You can test your setup with the command rpcinfo -p <hostname>. There should be some output about these two services.
NOTE: Since these services are SunRPC based it's necessary to allow that the portmapper is running and accessable. When this rpcinfo command does not produce any output or just prints an error message than the portmapper is potentially unreachable.

Although this daemon does not broadcast to reach other computers it needs some other source of information about hosts. There are two options: NIS-netgroup or a plain file. The NIS (a.k.a YP) netgroup has the advantage of being centrally managed but can also be more complicated. So a plain (ascii) file with every host in the network (line by line) is also sufficient.
What else is needed?

  • A spooling directory. You can use /var/spool/rwho (the default). Be aware that network traffic can be very high when exporting this directory. So if there are many computers accessing this directory you should apply some caching or tuning.

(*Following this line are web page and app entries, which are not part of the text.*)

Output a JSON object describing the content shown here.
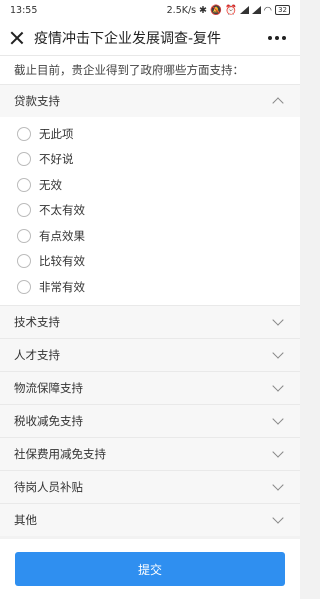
{
  "status_bar": {
    "time": "13:55",
    "network_speed": "2.5K/s",
    "icons": [
      "bluetooth-icon",
      "mute-icon",
      "alarm-icon",
      "signal-icon",
      "signal-icon",
      "wifi-icon"
    ],
    "battery": "32"
  },
  "header": {
    "title": "疫情冲击下企业发展调查-复件"
  },
  "question": {
    "text": "截止目前，贵企业得到了政府哪些方面支持："
  },
  "sections": [
    {
      "label": "贷款支持",
      "expanded": true,
      "options": [
        "无此项",
        "不好说",
        "无效",
        "不太有效",
        "有点效果",
        "比较有效",
        "非常有效"
      ]
    },
    {
      "label": "技术支持",
      "expanded": false
    },
    {
      "label": "人才支持",
      "expanded": false
    },
    {
      "label": "物流保障支持",
      "expanded": false
    },
    {
      "label": "税收减免支持",
      "expanded": false
    },
    {
      "label": "社保费用减免支持",
      "expanded": false
    },
    {
      "label": "待岗人员补贴",
      "expanded": false
    },
    {
      "label": "其他",
      "expanded": false
    }
  ],
  "footer": {
    "submit_label": "提交"
  },
  "colors": {
    "primary": "#2f8ff0"
  }
}
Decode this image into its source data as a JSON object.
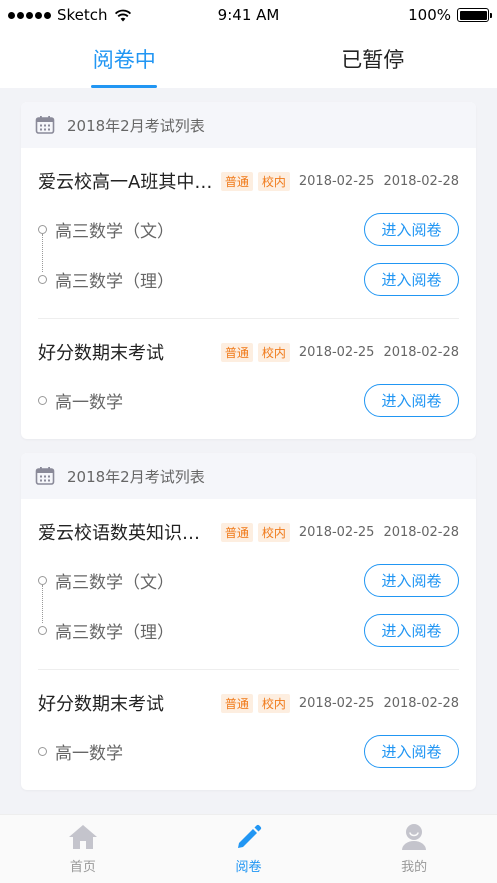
{
  "status_bar": {
    "carrier": "Sketch",
    "time": "9:41 AM",
    "battery": "100%"
  },
  "tabs": [
    {
      "label": "阅卷中",
      "active": true
    },
    {
      "label": "已暂停",
      "active": false
    }
  ],
  "groups": [
    {
      "header": "2018年2月考试列表",
      "exams": [
        {
          "title": "爱云校高一A班其中考试",
          "tags": [
            "普通",
            "校内"
          ],
          "start_date": "2018-02-25",
          "end_date": "2018-02-28",
          "subjects": [
            {
              "name": "高三数学（文）",
              "button": "进入阅卷"
            },
            {
              "name": "高三数学（理）",
              "button": "进入阅卷"
            }
          ]
        },
        {
          "title": "好分数期末考试",
          "tags": [
            "普通",
            "校内"
          ],
          "start_date": "2018-02-25",
          "end_date": "2018-02-28",
          "subjects": [
            {
              "name": "高一数学",
              "button": "进入阅卷"
            }
          ]
        }
      ]
    },
    {
      "header": "2018年2月考试列表",
      "exams": [
        {
          "title": "爱云校语数英知识竞赛",
          "tags": [
            "普通",
            "校内"
          ],
          "start_date": "2018-02-25",
          "end_date": "2018-02-28",
          "subjects": [
            {
              "name": "高三数学（文）",
              "button": "进入阅卷"
            },
            {
              "name": "高三数学（理）",
              "button": "进入阅卷"
            }
          ]
        },
        {
          "title": "好分数期末考试",
          "tags": [
            "普通",
            "校内"
          ],
          "start_date": "2018-02-25",
          "end_date": "2018-02-28",
          "subjects": [
            {
              "name": "高一数学",
              "button": "进入阅卷"
            }
          ]
        }
      ]
    }
  ],
  "bottom_nav": [
    {
      "label": "首页",
      "icon": "home-icon",
      "active": false
    },
    {
      "label": "阅卷",
      "icon": "pencil-icon",
      "active": true
    },
    {
      "label": "我的",
      "icon": "user-icon",
      "active": false
    }
  ],
  "colors": {
    "accent": "#2196f3",
    "tag_text": "#f07a1a",
    "tag_bg": "#fdeee0",
    "background": "#f2f3f7"
  }
}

This can range from some special exporting/mounting parameters for this directory, copying all files periodically to a more specialized fileserver or using of cache files with preformated output (see README).
  • A maintained list with valid hosts. Do not forget to update this list periodically.
    Also hostnames of damaged resp. permanently disconnected computers must be manually deleted from the spooling directory.
  • On each client that should access the spooling directory it's necessary to link or mount in /var/spool/rwho to the server spooling directory. So that all client programs may find the correct files in the usual place.
Now for testing the server: Write the hostname of a to be monitored computer in a file and start the server with this (absolute) filename as argument. Now the server should start querying the remote host and created whod.<hostname> files should appear in the spooling dir.

So this rwhod++ system has some advantages over the traditional system. The subnet-, network traffic problem and mostly the data protection and security problems are solved.
Some disadvantages are unfortunately coming along:

  • This system brings more dependence to the network.
    This means: With the former system every host was independent and maintained his own list of hosts. Now it's necessary to use the global maintained list.
  • The content of the spooling directory is endian specific to the server.
    This means: If you have a heterogeneous network with more than one processor architecture (like: i386 and PowerPC) than you will have a problem with the byteorder. The files produced with the PowerPC-server are not readable by computers with an intel-chip (i386 arch) inside.
    This is solvable e.g. with some adapted tools.


This rwhod++ is only one possible replacement for the traditional rwhod system. There are a lot of other systems on market that fits the purpose of monitoring and even more. This ranges from security scanners like nessus, some gnome or kde developments or big solutions like IBM Tivoli.

Last edited: 19. Juni 2005 by Sebastian Kolbe